People tell you that time will pass quickly. One day you’ll look back and wonder how life moved so fast. Appreciate every stage of your children, they say, because one day they will be all grown up. 

You respect their wisdom. You know they speak the truth. You wish they’d shut up because it doesn’t help when your child is having a meltdown in the cereal aisle. And then it happens.

One day, you’re standing in the cereal aisle looking at your daughter who is brilliantly proclaiming her theory that Lucky Charms are, in fact, a food group, and with the recent addition of magical unicorn marshmallows, they should be added to our grocery list. They are on sale, after all. 

All of a sudden, I’m looking at this beautiful young woman who I not only love with my whole heart, but who I actually admire and respect as an entity completely separate from my own, and it hits me: next week, she will be 19. How is that possible? And how are we still debating the nutritional value of Lucky Charms? And why do these two things make me happier than absolutely anything in my life in this moment? Because, they do. Because there is no love like this. Mothers and daughters. Sacred.

Of course, I don’t tell her this nearly enough. Now we’re 19 years in and I think of all the moments I missed, mistakes made. All the times I chose work over family. All the times I scolded when I should have praised, or should have supported or maybe just shut up and let her figure it out for herself. Teaching this beautiful soul to navigate a world that keeps me awake at night has been nothing short of harrowing. 

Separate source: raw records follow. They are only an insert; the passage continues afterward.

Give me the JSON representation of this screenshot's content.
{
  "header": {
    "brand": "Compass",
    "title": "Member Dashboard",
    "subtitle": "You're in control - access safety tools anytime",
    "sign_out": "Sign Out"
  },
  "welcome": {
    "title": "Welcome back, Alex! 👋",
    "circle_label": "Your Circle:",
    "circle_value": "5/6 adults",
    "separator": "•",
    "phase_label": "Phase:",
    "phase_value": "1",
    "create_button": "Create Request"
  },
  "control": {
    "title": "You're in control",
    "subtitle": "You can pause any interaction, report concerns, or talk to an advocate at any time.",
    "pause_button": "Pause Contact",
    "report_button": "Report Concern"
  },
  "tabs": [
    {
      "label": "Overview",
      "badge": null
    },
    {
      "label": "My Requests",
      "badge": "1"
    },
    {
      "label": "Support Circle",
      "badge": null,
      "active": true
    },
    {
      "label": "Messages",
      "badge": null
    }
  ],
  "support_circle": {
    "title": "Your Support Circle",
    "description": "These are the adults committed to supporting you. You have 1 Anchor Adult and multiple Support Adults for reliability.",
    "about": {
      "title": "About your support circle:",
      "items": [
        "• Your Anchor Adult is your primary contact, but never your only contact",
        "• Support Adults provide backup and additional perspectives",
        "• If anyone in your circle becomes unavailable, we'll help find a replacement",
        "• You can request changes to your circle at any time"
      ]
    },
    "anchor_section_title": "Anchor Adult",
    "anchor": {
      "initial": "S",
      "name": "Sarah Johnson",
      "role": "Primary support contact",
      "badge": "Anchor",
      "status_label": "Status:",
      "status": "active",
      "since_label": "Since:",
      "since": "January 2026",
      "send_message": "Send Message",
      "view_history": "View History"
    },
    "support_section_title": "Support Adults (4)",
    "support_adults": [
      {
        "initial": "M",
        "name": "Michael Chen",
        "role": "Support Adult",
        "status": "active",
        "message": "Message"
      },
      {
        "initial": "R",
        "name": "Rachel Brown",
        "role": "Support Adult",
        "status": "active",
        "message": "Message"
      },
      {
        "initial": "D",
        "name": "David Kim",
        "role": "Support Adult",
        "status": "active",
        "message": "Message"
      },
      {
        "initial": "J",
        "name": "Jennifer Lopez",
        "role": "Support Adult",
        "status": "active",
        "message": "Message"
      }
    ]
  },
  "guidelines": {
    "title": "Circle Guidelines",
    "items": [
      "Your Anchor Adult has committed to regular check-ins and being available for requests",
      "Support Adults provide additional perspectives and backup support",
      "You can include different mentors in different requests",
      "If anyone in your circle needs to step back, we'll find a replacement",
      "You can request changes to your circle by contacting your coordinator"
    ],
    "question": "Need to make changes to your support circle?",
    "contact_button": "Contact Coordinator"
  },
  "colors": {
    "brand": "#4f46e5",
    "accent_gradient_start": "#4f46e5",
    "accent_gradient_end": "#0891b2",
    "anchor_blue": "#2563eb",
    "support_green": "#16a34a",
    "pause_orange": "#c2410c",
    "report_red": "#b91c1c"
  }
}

What I wanted most to teach my daughter was resiliency and self-confidence. Turns out she’s the best teacher. Grounded in herself, in her identity and uniqueness, all of it while beautifully painting the colours of the autism spectrum, she is fearless. She sings and dances to her own song and really couldn’t care less if anyone else likes the tune. She’s learned how to get along without going along, and found her place in the spotlight. She knows her limits, sets clear boundaries and understands the value of self-worth over popularity. I’m still working on these life skills. 

Has it been easy? Not always. But if you want to see someone bounce back after a knock down, you should see this kid come out swinging. She is finding her voice in a world where that is everything. For 19 years, she has empowered me to use my own voice too. Boy, have we fought some battles together. Parents with kids who don’t fit in the box will know what I mean. We fought to get her a label to help her in school and then fought to squash the misconceptions that came with it. Worth it. It’s an honour to be in her corner.

My Dancing Queen, my Broadway Baby, 19 years old. Incredible. Beautiful. Kind. Loved and loving. 

Don’t worry about your future, just keep moving forward. Walk your path. Stay true to you. Dance like everyone’s watching. Sing whenever the spirit moves you. Love the ones who join in. Know your value. Don’t give your heart to anyone who doesn’t. Throw the Lucky Charms in the cart. You deserve unicorn marshmallows. 

Lucky charm, indeed.

WriteOut of Her Mind